Early last year, I came down with an inflammatory disorder. No one knew what it was, or how it developed, or what to do about it. It caused a lot of pain, mostly in my arteries (my carotid artery was a bitch at night, let me tell you), and my back (I have a pinched nerve), and my reproductive system (you don’t even want to know).
When it hit, I was in the middle of a major revision for a book that had gotten a pretty good response. I had high hopes. It felt like the one. But then life happened. For a while, I tried to work through it. But as the inflammation progressed, the writing stopped. It had to. The threat of “no words today” dying was nothing compared to the threat of, you know, dying dying.
Eventually, we found a series of treatments that worked well enough, but when I went back to that project, my enthusiasm was nil. I didn’t have much in terms of motivation to finish the project. It was like, you know, who cares. Whatever.
If I were to follow Mr. Ruben’s logic, the answer would have been simple–give up. The window’s probably closed already. The person who asked for the revision probably doesn’t even want it anymore, probably doesn’t even remember it. A real writer wouldn’t have this problem. A real writer would have worked through the pain. A real writer would have made a successful career out of it by now.
If I were to follow Ray Bradbury Quote Girl’s logic, I would have suffered from, like, word asphyxiation or some shit. I don’t really know what part of the body metabolizes words, so, you know, whatever.
(Ha. I just figured it out. It’s like, the brain, or something. Which is why I keep talking like this. Damn you, Teen Mom 2!!)
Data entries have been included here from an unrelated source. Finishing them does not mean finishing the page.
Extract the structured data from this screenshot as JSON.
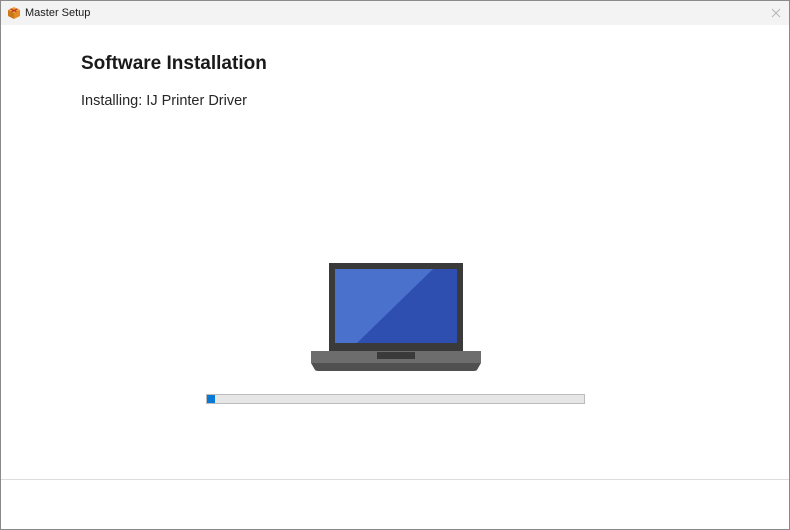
{
  "window": {
    "title": "Master Setup",
    "app_icon": "package-box-icon",
    "close_icon": "close-icon"
  },
  "main": {
    "heading": "Software Installation",
    "status": "Installing: IJ Printer Driver",
    "illustration": "laptop-icon",
    "progress": {
      "percent": 2,
      "fill_color": "#0a78d7"
    }
  },
  "colors": {
    "accent": "#0a78d7",
    "laptop_screen": "#2f5bc4",
    "laptop_body": "#3a3a3a"
  }
}
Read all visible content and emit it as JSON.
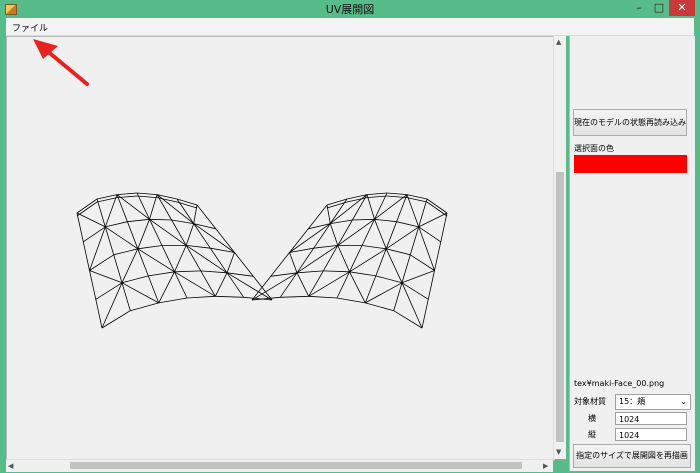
{
  "window": {
    "title": "UV展開図",
    "min": "–",
    "max": "□",
    "close": "✕"
  },
  "menu": {
    "file": "ファイル"
  },
  "panel": {
    "reload_button": "現在のモデルの状態再読み込み",
    "selected_face_color_label": "選択面の色",
    "selected_face_color": "#ff0000",
    "texture_file": "tex¥maki-Face_00.png",
    "material_label": "対象材質",
    "material_value": "15：頬",
    "width_label": "横",
    "width_value": "1024",
    "height_label": "縦",
    "height_value": "1024",
    "redraw_button": "指定のサイズで展開図を再描画"
  },
  "annotation": {
    "arrow_color": "#e8231f"
  },
  "icons": [
    "app-icon",
    "minimize-icon",
    "maximize-icon",
    "close-icon",
    "dropdown-arrow-icon",
    "scroll-up-icon",
    "scroll-down-icon",
    "scroll-left-icon",
    "scroll-right-icon"
  ]
}
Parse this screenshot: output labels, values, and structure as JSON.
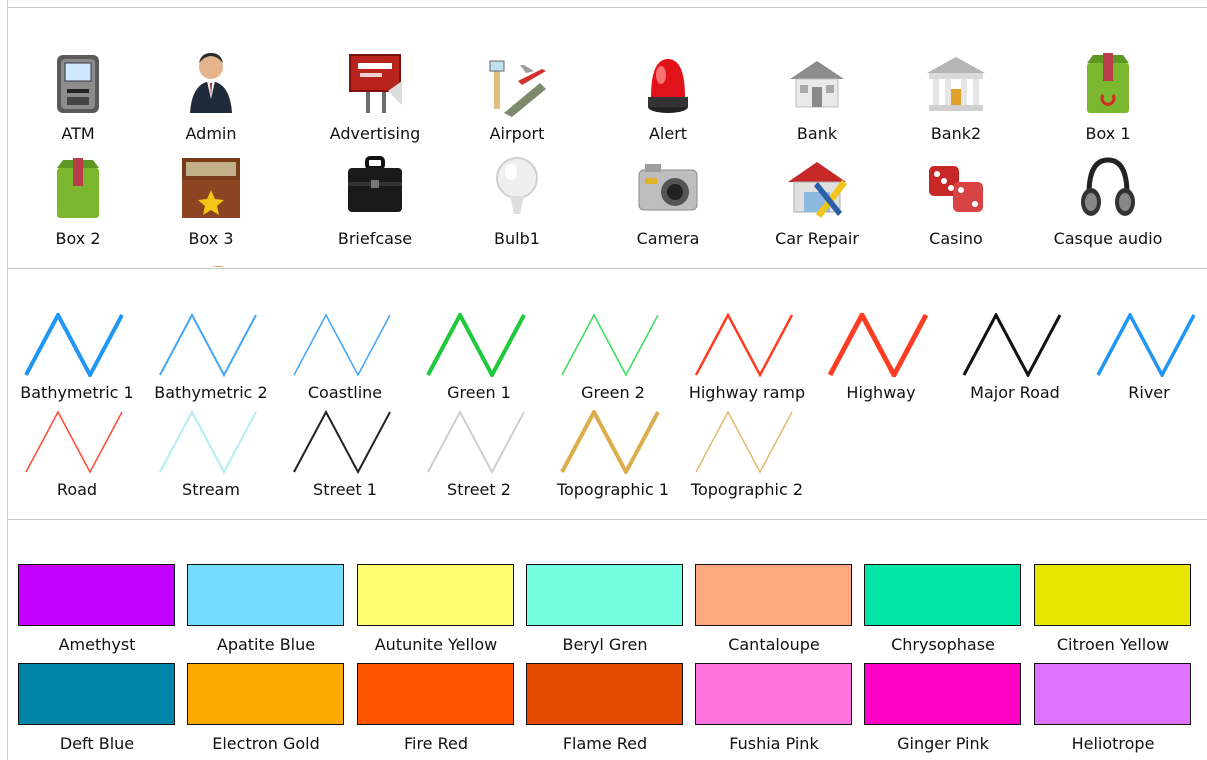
{
  "icons": [
    {
      "label": "ATM",
      "icon": "atm-icon"
    },
    {
      "label": "Admin",
      "icon": "admin-icon"
    },
    {
      "label": "Advertising",
      "icon": "advertising-icon"
    },
    {
      "label": "Airport",
      "icon": "airport-icon"
    },
    {
      "label": "Alert",
      "icon": "alert-icon"
    },
    {
      "label": "Bank",
      "icon": "bank-icon"
    },
    {
      "label": "Bank2",
      "icon": "bank2-icon"
    },
    {
      "label": "Box 1",
      "icon": "box1-icon"
    },
    {
      "label": "Box 2",
      "icon": "box2-icon"
    },
    {
      "label": "Box 3",
      "icon": "box3-icon"
    },
    {
      "label": "Briefcase",
      "icon": "briefcase-icon"
    },
    {
      "label": "Bulb1",
      "icon": "bulb-icon"
    },
    {
      "label": "Camera",
      "icon": "camera-icon"
    },
    {
      "label": "Car Repair",
      "icon": "car-repair-icon"
    },
    {
      "label": "Casino",
      "icon": "casino-icon"
    },
    {
      "label": "Casque audio",
      "icon": "headphones-icon"
    }
  ],
  "line_styles": [
    {
      "label": "Bathymetric 1",
      "color": "#2196f3",
      "width": 4
    },
    {
      "label": "Bathymetric 2",
      "color": "#42a5f5",
      "width": 2
    },
    {
      "label": "Coastline",
      "color": "#42a5f5",
      "width": 1.5
    },
    {
      "label": "Green 1",
      "color": "#1ec93a",
      "width": 4
    },
    {
      "label": "Green 2",
      "color": "#3ddc5a",
      "width": 1.5
    },
    {
      "label": "Highway ramp",
      "color": "#ff3d22",
      "width": 2.5
    },
    {
      "label": "Highway",
      "color": "#ff3d22",
      "width": 5
    },
    {
      "label": "Major Road",
      "color": "#111111",
      "width": 3
    },
    {
      "label": "River",
      "color": "#2196f3",
      "width": 3.5
    },
    {
      "label": "Road",
      "color": "#ff4a33",
      "width": 1.5
    },
    {
      "label": "Stream",
      "color": "#b3ecf5",
      "width": 2
    },
    {
      "label": "Street 1",
      "color": "#222222",
      "width": 2
    },
    {
      "label": "Street 2",
      "color": "#cfcfcf",
      "width": 2
    },
    {
      "label": "Topographic 1",
      "color": "#dcad4e",
      "width": 4
    },
    {
      "label": "Topographic 2",
      "color": "#e2bd72",
      "width": 1.5
    }
  ],
  "colors": [
    {
      "label": "Amethyst",
      "hex": "#c300ff"
    },
    {
      "label": "Apatite Blue",
      "hex": "#73dcff"
    },
    {
      "label": "Autunite Yellow",
      "hex": "#ffff73"
    },
    {
      "label": "Beryl Gren",
      "hex": "#73ffdf"
    },
    {
      "label": "Cantaloupe",
      "hex": "#ffa77f"
    },
    {
      "label": "Chrysophase",
      "hex": "#00e6a9"
    },
    {
      "label": "Citroen Yellow",
      "hex": "#e6e600"
    },
    {
      "label": "Deft Blue",
      "hex": "#0084a8"
    },
    {
      "label": "Electron Gold",
      "hex": "#ffaa00"
    },
    {
      "label": "Fire Red",
      "hex": "#ff5500"
    },
    {
      "label": "Flame Red",
      "hex": "#e64c00"
    },
    {
      "label": "Fushia Pink",
      "hex": "#ff73df"
    },
    {
      "label": "Ginger Pink",
      "hex": "#ff00c5"
    },
    {
      "label": "Heliotrope",
      "hex": "#df73ff"
    }
  ]
}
But thanks to past experience, I knew better. It wasn’t my desire to write that was in question, or even my ability. It was my stamina. In the same way I had to go back to week one of the C25K running plan to rebuild my endurance (and attention span) when it came to running, I needed to retrain my brain and build up my endurance for writing.
Instead of freaking out about God revoking my writing privileges, I saw the setback for what it was. I wasn’t a writer who couldn’t write. I was a person with a short attention span who was out of practice when it came to writing. The first option calls for sobbing and wailing and gnashing of teeth. The second calls for an egg timer.
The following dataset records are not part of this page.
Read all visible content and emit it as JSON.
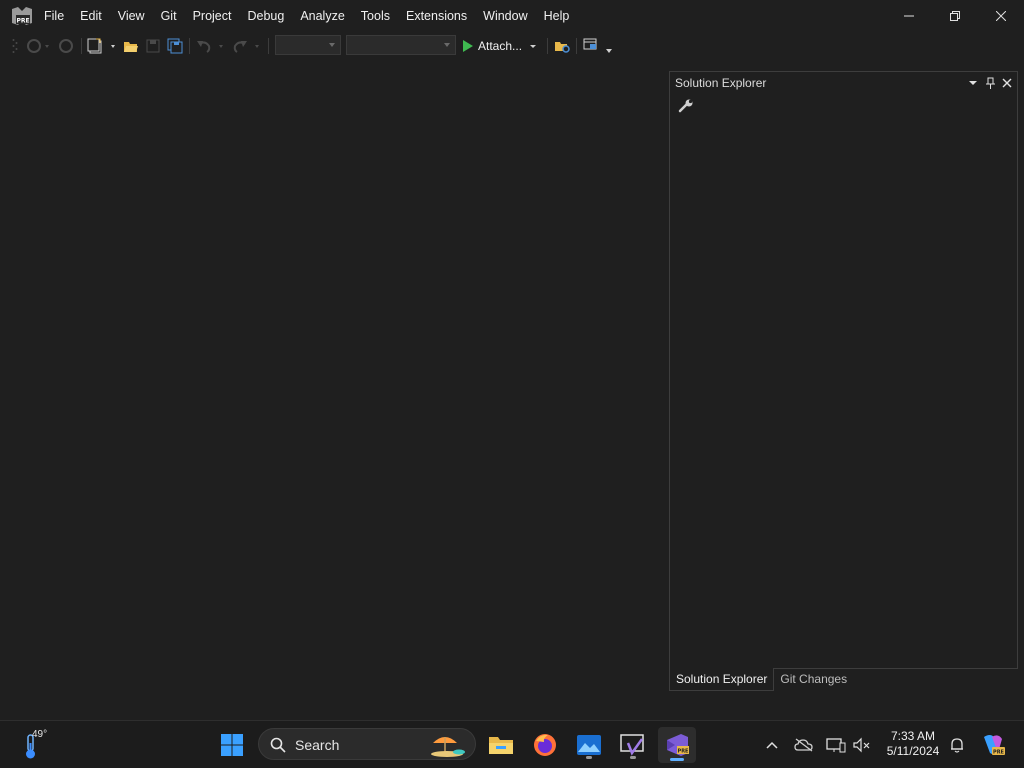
{
  "window": {
    "logo_badge": "PRE",
    "menu": [
      "File",
      "Edit",
      "View",
      "Git",
      "Project",
      "Debug",
      "Analyze",
      "Tools",
      "Extensions",
      "Window",
      "Help"
    ]
  },
  "toolbar": {
    "attach_label": "Attach...",
    "config_combo_value": "",
    "platform_combo_value": ""
  },
  "solution_explorer": {
    "title": "Solution Explorer",
    "tabs": [
      "Solution Explorer",
      "Git Changes"
    ]
  },
  "taskbar": {
    "weather_temp": "49°",
    "search_label": "Search",
    "time": "7:33 AM",
    "date": "5/11/2024"
  },
  "colors": {
    "background": "#1f1f1f",
    "accent": "#7c5cd6",
    "play_green": "#3fb950",
    "folder_yellow": "#e8b84a",
    "windows_blue": "#1e90ff"
  }
}
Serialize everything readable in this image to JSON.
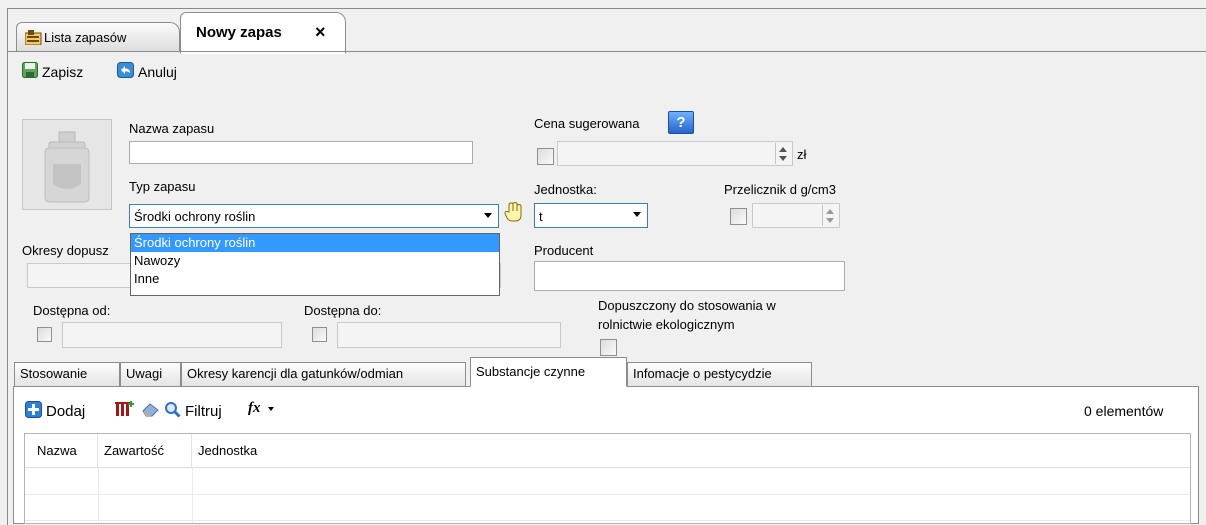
{
  "tabs": [
    {
      "label": "Lista zapasów",
      "icon": "grid-table-icon"
    },
    {
      "label": "Nowy zapas",
      "close": "×"
    }
  ],
  "toolbar": {
    "save_label": "Zapisz",
    "cancel_label": "Anuluj"
  },
  "form": {
    "name_label": "Nazwa zapasu",
    "name_value": "",
    "type_label": "Typ zapasu",
    "type_selected": "Środki ochrony roślin",
    "type_options": [
      "Środki ochrony roślin",
      "Nawozy",
      "Inne"
    ],
    "periods_label": "Okresy dopusz",
    "price_label": "Cena sugerowana",
    "price_help": "?",
    "price_unit": "zł",
    "unit_label": "Jednostka:",
    "unit_value": "t",
    "density_label": "Przelicznik d g/cm3",
    "producer_label": "Producent",
    "available_from_label": "Dostępna od:",
    "available_to_label": "Dostępna do:",
    "eco_label_line1": "Dopuszczony do stosowania w",
    "eco_label_line2": "rolnictwie ekologicznym"
  },
  "subtabs": [
    {
      "label": "Stosowanie"
    },
    {
      "label": "Uwagi"
    },
    {
      "label": "Okresy karencji dla gatunków/odmian"
    },
    {
      "label": "Substancje czynne",
      "active": true
    },
    {
      "label": "Infomacje o pestycydzie"
    }
  ],
  "grid_toolbar": {
    "add_label": "Dodaj",
    "filter_label": "Filtruj",
    "fx_label": "fx",
    "count_label": "0 elementów"
  },
  "grid": {
    "columns": [
      "Nazwa",
      "Zawartość",
      "Jednostka"
    ]
  },
  "colors": {
    "selection": "#3399ff",
    "accent": "#3c7fb1"
  }
}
That’s where most writers falter–when doubt seeps in and they begin to question whether or not they’re meant to do this, only to find the answer is no.
No one is meant to do this.
It isn’t a destiny or a calling or a birthright. It’s just this thing we do.
And while I know it’s not what many writers want to believe, once you realize it’s what you do, not what you are, that it’s the effort you put forth, not the approval or rejection of some ethereal force, then the next time you’re having a rough go of it, you won’t ask yourself if you’re a writer, you’ll ask how you’re going to keep writing.
That’s when you go from being a noun to being a verb, from being someone who is something to being someone who does something.
And if that ain’t motivation enough, I don’t know what is.